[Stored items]
——

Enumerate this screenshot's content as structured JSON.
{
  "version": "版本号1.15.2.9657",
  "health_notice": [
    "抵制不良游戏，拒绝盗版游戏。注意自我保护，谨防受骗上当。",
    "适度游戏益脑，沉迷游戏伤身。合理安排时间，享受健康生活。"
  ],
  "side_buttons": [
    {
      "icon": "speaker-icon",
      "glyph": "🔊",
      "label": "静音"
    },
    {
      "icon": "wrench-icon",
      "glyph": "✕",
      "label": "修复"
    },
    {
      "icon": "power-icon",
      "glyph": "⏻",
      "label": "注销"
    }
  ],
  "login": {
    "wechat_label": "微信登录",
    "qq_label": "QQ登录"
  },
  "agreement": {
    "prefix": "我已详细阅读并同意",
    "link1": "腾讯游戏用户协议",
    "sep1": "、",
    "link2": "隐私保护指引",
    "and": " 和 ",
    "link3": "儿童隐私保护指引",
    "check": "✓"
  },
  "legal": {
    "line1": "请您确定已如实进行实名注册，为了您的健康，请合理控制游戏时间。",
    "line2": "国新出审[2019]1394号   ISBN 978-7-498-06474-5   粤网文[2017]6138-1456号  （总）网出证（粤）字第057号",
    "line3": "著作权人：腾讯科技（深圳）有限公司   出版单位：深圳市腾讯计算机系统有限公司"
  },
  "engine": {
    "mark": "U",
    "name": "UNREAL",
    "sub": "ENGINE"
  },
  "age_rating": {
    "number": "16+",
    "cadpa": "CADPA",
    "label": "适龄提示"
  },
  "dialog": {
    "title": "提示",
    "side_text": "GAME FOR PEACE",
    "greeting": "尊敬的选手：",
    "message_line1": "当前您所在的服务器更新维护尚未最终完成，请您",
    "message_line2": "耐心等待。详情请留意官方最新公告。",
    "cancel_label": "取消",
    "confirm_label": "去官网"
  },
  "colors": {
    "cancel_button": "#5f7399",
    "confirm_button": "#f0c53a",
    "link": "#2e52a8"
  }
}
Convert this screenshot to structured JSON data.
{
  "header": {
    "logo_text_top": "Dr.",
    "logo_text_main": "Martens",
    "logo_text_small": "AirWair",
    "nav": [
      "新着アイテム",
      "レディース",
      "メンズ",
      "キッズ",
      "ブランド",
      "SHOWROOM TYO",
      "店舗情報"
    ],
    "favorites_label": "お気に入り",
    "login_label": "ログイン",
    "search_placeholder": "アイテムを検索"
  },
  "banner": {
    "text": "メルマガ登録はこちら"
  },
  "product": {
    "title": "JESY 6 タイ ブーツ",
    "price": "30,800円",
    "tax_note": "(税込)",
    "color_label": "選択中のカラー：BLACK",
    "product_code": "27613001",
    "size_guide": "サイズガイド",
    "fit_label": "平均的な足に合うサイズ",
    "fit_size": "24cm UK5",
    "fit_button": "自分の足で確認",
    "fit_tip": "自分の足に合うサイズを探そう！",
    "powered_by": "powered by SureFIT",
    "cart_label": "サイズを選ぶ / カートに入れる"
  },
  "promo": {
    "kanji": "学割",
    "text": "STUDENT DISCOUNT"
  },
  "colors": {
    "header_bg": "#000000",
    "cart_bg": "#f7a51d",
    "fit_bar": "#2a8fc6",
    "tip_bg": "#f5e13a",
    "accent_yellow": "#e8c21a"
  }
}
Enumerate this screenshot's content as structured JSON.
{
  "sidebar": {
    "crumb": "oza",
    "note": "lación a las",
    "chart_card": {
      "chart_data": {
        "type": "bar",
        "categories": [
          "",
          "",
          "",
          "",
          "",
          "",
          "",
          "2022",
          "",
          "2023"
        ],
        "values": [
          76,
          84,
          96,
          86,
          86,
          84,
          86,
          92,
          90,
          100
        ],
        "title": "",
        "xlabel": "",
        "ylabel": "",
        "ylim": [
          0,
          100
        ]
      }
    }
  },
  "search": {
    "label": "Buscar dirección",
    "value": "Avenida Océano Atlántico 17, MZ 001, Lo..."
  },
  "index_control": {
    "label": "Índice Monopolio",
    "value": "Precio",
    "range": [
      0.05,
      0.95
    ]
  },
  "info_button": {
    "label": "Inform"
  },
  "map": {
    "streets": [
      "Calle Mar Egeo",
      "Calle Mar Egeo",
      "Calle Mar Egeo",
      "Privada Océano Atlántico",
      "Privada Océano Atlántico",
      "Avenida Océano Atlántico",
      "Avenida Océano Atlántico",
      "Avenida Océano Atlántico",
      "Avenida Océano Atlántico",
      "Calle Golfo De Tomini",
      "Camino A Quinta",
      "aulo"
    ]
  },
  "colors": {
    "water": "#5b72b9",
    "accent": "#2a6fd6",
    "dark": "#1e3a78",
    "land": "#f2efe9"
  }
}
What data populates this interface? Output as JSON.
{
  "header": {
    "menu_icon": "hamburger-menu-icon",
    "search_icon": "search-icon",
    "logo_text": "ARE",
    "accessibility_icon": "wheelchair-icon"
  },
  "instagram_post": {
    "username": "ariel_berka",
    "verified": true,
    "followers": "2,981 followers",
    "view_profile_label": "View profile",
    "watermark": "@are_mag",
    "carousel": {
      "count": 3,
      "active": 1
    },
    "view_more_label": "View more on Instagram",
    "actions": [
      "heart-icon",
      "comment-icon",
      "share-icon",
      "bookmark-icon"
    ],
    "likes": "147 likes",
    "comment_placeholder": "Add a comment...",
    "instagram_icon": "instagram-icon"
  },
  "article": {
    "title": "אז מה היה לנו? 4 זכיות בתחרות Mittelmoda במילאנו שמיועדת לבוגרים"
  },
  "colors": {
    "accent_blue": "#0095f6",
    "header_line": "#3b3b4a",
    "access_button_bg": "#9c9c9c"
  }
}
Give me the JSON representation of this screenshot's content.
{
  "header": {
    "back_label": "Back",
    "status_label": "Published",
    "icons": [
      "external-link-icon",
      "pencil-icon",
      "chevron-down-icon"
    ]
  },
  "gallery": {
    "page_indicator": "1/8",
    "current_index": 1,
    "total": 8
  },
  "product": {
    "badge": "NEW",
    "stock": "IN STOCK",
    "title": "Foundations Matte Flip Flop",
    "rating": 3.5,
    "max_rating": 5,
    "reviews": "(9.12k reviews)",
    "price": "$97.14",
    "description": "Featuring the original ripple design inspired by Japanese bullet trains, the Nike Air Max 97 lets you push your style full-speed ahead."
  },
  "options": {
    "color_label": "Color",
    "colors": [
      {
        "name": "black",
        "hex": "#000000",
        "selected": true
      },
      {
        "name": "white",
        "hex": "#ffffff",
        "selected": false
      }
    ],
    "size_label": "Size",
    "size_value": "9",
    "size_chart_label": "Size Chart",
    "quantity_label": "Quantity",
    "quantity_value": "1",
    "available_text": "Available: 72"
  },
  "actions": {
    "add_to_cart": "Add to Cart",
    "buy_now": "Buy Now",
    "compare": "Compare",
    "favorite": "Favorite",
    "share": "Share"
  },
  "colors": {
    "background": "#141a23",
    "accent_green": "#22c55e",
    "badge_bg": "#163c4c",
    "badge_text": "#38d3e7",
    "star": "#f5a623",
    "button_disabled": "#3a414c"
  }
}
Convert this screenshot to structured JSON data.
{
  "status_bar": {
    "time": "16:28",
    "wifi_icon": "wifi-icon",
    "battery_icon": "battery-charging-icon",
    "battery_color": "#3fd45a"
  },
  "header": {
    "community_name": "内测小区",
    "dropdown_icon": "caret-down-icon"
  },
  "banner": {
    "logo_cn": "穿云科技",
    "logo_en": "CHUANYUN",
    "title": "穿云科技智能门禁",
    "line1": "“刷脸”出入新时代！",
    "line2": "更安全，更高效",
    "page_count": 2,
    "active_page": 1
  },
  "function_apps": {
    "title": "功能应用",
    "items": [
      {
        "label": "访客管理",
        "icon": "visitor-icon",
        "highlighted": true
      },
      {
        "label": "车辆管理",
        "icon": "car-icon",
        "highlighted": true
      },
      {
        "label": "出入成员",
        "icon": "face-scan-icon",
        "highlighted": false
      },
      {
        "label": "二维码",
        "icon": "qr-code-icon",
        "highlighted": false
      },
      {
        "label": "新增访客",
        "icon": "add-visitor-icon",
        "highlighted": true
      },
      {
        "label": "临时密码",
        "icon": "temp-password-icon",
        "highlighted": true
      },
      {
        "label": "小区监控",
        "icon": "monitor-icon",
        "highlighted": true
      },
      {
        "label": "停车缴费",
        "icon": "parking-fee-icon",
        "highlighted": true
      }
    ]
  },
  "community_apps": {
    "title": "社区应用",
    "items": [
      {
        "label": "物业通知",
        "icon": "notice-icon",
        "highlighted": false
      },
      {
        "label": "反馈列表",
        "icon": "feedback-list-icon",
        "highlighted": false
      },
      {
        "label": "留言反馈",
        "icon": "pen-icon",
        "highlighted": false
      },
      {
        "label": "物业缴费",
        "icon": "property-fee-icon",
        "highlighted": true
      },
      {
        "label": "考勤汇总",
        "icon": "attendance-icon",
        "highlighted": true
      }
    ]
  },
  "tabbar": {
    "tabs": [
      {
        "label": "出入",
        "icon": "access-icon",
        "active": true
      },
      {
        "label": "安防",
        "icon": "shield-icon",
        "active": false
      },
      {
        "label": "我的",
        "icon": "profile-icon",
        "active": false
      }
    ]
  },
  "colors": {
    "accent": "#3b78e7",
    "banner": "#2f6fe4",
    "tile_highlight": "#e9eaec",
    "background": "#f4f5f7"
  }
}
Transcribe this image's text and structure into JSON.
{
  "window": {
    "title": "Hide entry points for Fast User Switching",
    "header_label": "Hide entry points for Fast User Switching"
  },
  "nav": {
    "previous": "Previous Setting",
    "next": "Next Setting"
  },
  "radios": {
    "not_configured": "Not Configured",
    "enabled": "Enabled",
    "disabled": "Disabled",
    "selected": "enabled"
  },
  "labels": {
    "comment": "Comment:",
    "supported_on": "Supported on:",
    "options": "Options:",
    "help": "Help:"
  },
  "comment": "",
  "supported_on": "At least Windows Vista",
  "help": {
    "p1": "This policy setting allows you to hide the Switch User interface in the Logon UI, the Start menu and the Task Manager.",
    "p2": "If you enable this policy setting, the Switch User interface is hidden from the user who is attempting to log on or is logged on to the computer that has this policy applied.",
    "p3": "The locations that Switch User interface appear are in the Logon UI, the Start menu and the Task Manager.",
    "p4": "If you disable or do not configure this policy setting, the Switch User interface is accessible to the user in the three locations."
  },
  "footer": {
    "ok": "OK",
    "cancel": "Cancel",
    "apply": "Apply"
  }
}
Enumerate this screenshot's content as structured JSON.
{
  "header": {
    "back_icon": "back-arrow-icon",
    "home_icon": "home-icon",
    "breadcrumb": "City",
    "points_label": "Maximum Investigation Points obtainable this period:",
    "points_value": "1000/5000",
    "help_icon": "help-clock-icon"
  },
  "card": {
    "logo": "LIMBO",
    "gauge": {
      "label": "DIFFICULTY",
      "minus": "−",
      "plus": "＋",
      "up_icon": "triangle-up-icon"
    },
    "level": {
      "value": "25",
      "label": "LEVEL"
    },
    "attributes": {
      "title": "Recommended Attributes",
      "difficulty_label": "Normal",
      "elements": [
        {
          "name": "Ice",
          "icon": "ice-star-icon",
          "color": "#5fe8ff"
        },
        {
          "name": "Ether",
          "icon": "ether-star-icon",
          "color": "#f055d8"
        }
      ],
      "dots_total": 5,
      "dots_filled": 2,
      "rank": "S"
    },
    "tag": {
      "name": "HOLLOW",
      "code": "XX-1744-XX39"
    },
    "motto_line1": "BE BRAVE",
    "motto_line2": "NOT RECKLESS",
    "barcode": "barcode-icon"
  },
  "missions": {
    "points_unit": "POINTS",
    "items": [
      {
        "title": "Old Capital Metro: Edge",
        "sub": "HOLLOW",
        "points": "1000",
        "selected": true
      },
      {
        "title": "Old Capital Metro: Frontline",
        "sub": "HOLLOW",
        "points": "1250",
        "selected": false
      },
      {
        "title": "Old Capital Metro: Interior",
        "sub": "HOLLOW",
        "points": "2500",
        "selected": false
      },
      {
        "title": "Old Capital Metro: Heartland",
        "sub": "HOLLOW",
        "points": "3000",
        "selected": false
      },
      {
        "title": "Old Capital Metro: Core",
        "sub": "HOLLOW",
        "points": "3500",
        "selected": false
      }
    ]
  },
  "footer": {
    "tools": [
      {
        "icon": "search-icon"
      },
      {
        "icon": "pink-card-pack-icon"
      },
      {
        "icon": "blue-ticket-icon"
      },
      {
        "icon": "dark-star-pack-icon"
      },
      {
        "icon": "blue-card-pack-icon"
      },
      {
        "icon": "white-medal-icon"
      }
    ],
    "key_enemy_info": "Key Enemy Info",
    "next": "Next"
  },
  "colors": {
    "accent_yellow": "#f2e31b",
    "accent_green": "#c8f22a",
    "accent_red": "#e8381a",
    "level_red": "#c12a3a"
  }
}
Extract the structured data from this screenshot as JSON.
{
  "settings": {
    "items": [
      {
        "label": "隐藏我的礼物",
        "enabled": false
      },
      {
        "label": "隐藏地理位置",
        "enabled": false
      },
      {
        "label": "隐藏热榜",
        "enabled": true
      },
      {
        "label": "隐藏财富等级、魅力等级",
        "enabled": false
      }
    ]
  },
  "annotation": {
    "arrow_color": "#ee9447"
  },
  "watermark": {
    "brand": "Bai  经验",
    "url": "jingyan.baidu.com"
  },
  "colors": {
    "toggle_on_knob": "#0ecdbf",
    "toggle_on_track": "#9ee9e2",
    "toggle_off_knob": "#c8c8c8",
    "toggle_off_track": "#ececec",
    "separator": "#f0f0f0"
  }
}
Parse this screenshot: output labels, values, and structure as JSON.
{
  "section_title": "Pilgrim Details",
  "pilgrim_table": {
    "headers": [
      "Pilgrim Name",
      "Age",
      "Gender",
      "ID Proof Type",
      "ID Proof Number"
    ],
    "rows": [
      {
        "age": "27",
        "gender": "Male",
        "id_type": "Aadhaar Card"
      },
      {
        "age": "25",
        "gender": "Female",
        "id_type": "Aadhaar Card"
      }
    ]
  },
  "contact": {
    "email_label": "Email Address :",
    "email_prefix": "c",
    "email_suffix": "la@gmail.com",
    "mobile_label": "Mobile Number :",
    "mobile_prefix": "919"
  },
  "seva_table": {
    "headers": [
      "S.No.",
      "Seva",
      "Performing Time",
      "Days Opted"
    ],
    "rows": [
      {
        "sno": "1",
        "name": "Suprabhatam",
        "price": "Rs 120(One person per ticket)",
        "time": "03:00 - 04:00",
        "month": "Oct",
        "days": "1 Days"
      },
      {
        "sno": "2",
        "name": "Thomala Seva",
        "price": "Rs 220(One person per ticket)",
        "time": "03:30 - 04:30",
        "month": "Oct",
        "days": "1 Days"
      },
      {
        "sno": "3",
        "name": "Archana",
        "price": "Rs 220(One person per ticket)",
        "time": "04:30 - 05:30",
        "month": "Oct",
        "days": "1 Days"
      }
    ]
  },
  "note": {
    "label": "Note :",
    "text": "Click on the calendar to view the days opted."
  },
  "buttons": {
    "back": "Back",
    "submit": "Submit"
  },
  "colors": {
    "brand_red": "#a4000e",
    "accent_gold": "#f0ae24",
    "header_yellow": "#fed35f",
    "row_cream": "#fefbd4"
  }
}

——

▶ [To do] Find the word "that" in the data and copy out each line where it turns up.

▶ [Task solution]
    "p2": "If you enable this policy setting, the Switch User interface is hidden from the user who is attempting to log on or is logged on to the computer that has this policy applied.",
    "p3": "The locations that Switch User interface appear are in the Logon UI, the Start menu and the Task Manager.",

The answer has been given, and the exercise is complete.